Saturday, 20 November 2010

Who are We?

Please note: I'll be out of Internet range for the next four days. 
Look forward to posting when I return.
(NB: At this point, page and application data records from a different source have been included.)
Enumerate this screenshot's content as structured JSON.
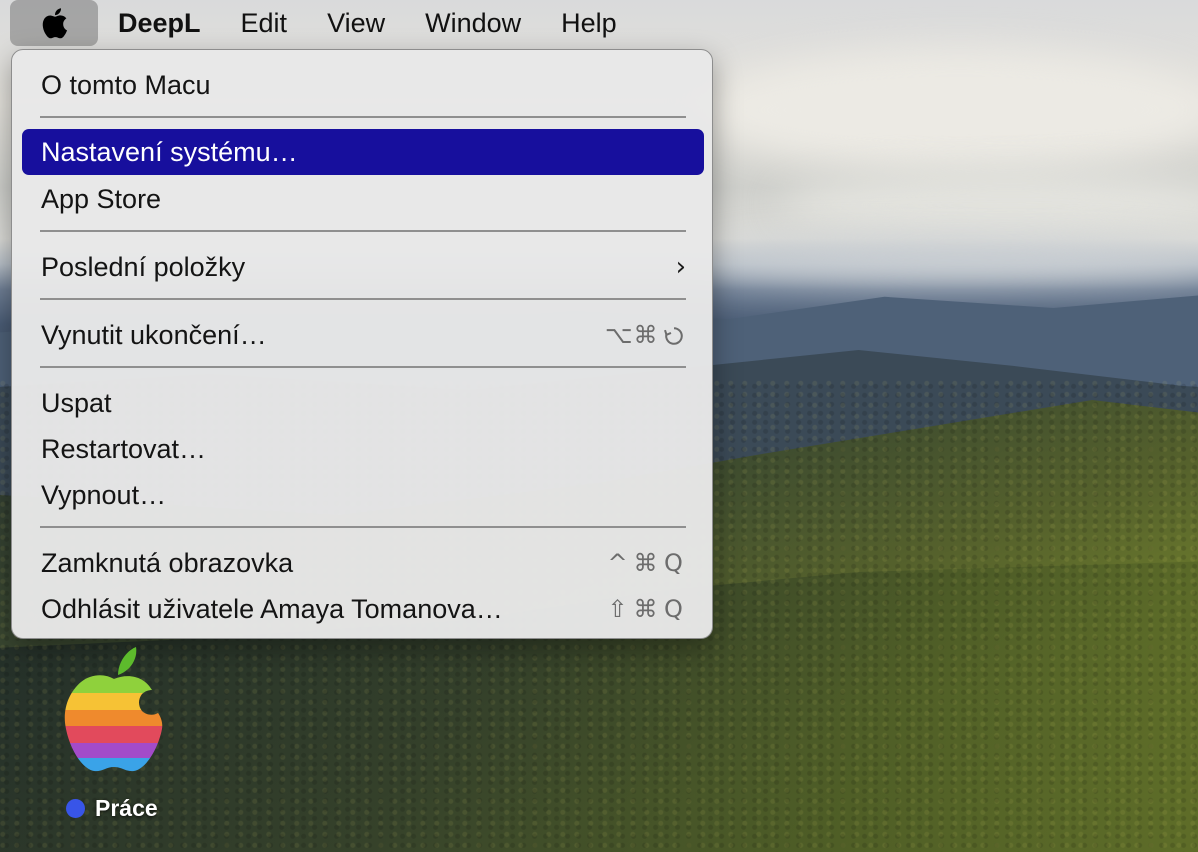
{
  "menubar": {
    "apple_icon": "apple-logo-icon",
    "items": [
      "DeepL",
      "Edit",
      "View",
      "Window",
      "Help"
    ]
  },
  "apple_menu": {
    "items": [
      {
        "label": "O tomto Macu"
      },
      {
        "label": "Nastavení systému…",
        "highlighted": true
      },
      {
        "label": "App Store"
      },
      {
        "label": "Poslední položky",
        "submenu_icon": "chevron-right-icon",
        "submenu_glyph": "›"
      },
      {
        "label": "Vynutit ukončení…",
        "shortcut": [
          "⌥",
          "⌘",
          "↻"
        ]
      },
      {
        "label": "Uspat"
      },
      {
        "label": "Restartovat…"
      },
      {
        "label": "Vypnout…"
      },
      {
        "label": "Zamknutá obrazovka",
        "shortcut": [
          "^",
          "⌘",
          "Q"
        ]
      },
      {
        "label": "Odhlásit uživatele Amaya Tomanova…",
        "shortcut": [
          "⇧",
          "⌘",
          "Q"
        ]
      }
    ],
    "highlight_color": "#170f9d"
  },
  "desktop": {
    "icon": {
      "name": "rainbow-apple-icon",
      "label": "Práce",
      "tag_color": "#3855e8"
    }
  }
}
“Ugandans need to stop having babies.”
I hear this from a doctor in the AIDS clinic at Mengo Hospital. After I was told a patient may have to wait all day for treatment when their file is lost. Having spent a day in record keeping we Mzungus (non-African person) have grand ideas for speeding up the process of record keeping. But will it really help?
According to the doctor, Uganda has the highest fertility rate. Average 6.7.
Only two women a month come into the Mengo Hospital AIDS clinic for IUD’s. There’s 4,300 active files. 2,100 of which are on medication for HIV/AIDS. I read in today’s headlines, regardless of the education it’s on the rise. What’s wrong with this picture?
Throughout the day I smell something electrical burning. I’m reminded it’s the incinerator burning toxic waste. Plastics. Garbage.
We at Jjaajja Gwen’s Guesthouse (there’s seven of us) decide to seek a dinner out and jump into a special hire (taxi). There’s a jam. We wait. The roads are like washed up river beds. Full of potholes. Nothing’s flat. The traffic police stand on a street corner talking on a cellular phone. No direction. There are no traffic lights. Not a single stop sign. Roundabouts. Like head butting, no one gives way. We wait. There are inches between us and the next car. I sit and trust. The boda-bodas squeeze through. Where is everyone going? Pedestrians have no right of way. There are no sidewalks. Quickly they squeeze through or scurry along side. Horns honk. It’s utter chaos.
With the windows down you smell diesel. Smog. When you get home you need a shower.
“Another grimy day in Africa,” reflects M.C.
We have so much in Canada to what we see in Kampala.
“Is it fixable?” Martha asks.
“What do you mean, Africa? Uganda?” I say.
We read about 200 female circumcisions planned for next month. Here in Uganda.
The local paper said the law banning circumcisions was passed in April.
We talk about the dysfunction. The big picture.
“I have a strong belief in the human spirit,” reflects M.C.
The women here dress impeccably. Their hair is beautiful. Their smiles are bright. The vegetation and foliage is full of colour. The climate is comfortable. The pace, except for the traffic is calm, tranquil, relaxed.
I can see what I think needs to be fixed. Then I surmise it’s not up to me to say or to judge. It’s up to Africa to rebuild Africa. Us Mzungus need only pass through.
We are only visitors.

No comments: